▸ **TASK BRIEF**
Would you please copy each line below that includes the string "Skyleen"?
>>>>>
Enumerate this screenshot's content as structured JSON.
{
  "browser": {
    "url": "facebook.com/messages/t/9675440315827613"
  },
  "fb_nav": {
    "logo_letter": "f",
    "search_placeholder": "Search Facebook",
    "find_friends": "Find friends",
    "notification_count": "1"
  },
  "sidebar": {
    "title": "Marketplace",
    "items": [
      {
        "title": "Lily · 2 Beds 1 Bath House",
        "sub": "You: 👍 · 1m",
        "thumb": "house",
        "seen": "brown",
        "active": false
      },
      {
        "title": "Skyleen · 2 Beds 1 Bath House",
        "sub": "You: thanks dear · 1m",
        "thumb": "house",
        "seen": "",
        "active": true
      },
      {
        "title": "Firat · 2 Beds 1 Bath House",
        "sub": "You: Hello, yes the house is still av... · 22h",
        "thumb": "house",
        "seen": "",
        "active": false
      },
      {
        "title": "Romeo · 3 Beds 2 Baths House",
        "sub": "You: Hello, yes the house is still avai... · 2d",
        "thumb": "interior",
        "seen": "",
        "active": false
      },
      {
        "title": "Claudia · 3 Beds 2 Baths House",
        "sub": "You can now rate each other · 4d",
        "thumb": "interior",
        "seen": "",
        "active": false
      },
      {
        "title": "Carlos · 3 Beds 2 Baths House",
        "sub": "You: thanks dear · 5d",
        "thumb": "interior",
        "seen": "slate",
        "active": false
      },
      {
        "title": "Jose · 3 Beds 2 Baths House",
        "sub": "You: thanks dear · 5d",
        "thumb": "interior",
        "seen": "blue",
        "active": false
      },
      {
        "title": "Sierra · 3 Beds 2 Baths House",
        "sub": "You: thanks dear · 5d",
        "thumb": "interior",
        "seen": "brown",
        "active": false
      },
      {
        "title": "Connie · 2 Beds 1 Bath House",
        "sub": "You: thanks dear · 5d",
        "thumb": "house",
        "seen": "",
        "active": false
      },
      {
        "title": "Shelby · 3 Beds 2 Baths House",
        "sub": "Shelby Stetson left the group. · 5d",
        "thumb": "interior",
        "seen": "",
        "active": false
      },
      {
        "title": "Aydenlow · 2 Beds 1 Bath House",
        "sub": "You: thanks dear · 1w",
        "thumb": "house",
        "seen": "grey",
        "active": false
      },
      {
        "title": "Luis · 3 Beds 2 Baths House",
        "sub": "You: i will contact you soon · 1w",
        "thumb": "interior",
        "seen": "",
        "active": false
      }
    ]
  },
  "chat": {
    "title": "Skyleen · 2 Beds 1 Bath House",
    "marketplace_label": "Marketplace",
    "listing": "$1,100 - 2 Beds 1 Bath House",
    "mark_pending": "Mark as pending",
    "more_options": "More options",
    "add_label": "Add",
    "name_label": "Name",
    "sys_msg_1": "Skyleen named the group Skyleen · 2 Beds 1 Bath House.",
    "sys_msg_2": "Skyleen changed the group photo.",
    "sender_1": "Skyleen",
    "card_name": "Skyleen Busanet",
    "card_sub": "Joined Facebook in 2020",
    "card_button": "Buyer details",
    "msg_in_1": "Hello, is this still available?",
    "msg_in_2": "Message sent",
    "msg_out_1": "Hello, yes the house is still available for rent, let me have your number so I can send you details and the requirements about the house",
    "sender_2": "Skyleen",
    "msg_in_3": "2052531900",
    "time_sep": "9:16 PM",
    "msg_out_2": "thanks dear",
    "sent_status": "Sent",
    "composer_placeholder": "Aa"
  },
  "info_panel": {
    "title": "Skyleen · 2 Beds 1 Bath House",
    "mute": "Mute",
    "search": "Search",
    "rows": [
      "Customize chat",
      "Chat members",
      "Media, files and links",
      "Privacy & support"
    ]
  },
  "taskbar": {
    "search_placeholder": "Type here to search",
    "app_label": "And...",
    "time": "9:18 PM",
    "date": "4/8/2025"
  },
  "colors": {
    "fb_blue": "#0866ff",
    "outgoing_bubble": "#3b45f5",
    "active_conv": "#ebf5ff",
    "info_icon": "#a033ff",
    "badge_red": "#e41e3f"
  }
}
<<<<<
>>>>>
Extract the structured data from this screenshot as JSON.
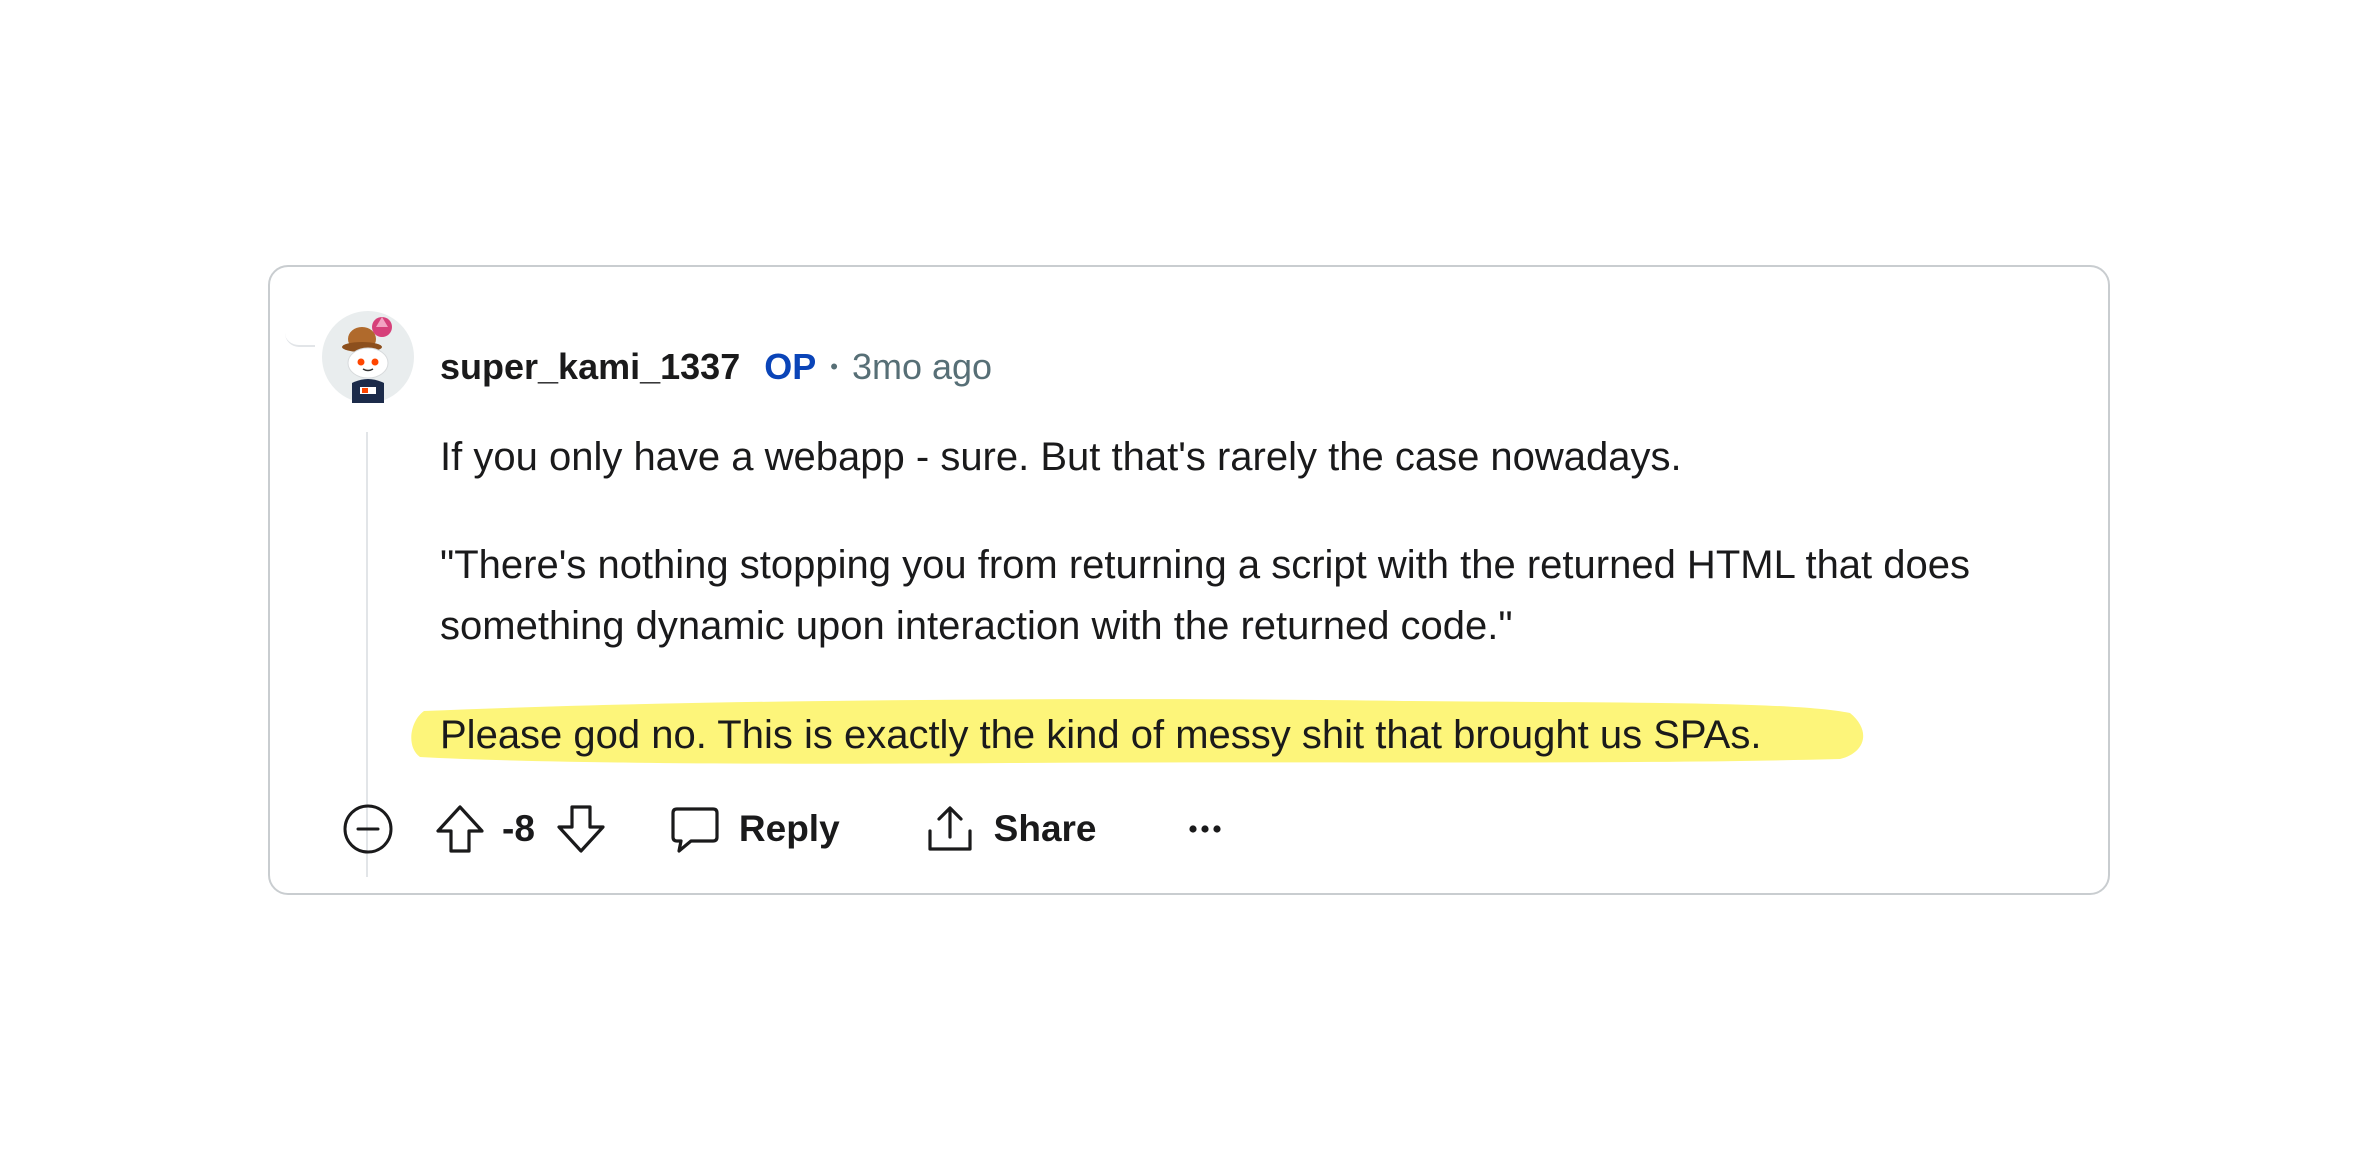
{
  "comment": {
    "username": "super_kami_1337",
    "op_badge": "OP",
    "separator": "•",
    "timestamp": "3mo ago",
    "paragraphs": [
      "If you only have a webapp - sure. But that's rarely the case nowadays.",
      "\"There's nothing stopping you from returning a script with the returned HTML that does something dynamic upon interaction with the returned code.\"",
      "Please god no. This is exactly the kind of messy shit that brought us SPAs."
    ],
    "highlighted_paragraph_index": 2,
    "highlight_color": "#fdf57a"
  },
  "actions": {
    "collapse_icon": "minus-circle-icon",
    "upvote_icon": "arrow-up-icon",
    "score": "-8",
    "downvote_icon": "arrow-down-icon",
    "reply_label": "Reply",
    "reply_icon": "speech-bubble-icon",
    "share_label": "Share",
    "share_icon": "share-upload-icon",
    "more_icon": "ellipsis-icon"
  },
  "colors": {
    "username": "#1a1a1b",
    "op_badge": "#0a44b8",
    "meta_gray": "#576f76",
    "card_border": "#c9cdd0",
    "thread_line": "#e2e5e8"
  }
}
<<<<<
▸ **EXERCISE OUTPUT**
        "title": "Skyleen · 2 Beds 1 Bath House",
    "title": "Skyleen · 2 Beds 1 Bath House",
    "sys_msg_1": "Skyleen named the group Skyleen · 2 Beds 1 Bath House.",
    "sys_msg_2": "Skyleen changed the group photo.",
    "sender_1": "Skyleen",
    "card_name": "Skyleen Busanet",
    "sender_2": "Skyleen",
    "title": "Skyleen · 2 Beds 1 Bath House",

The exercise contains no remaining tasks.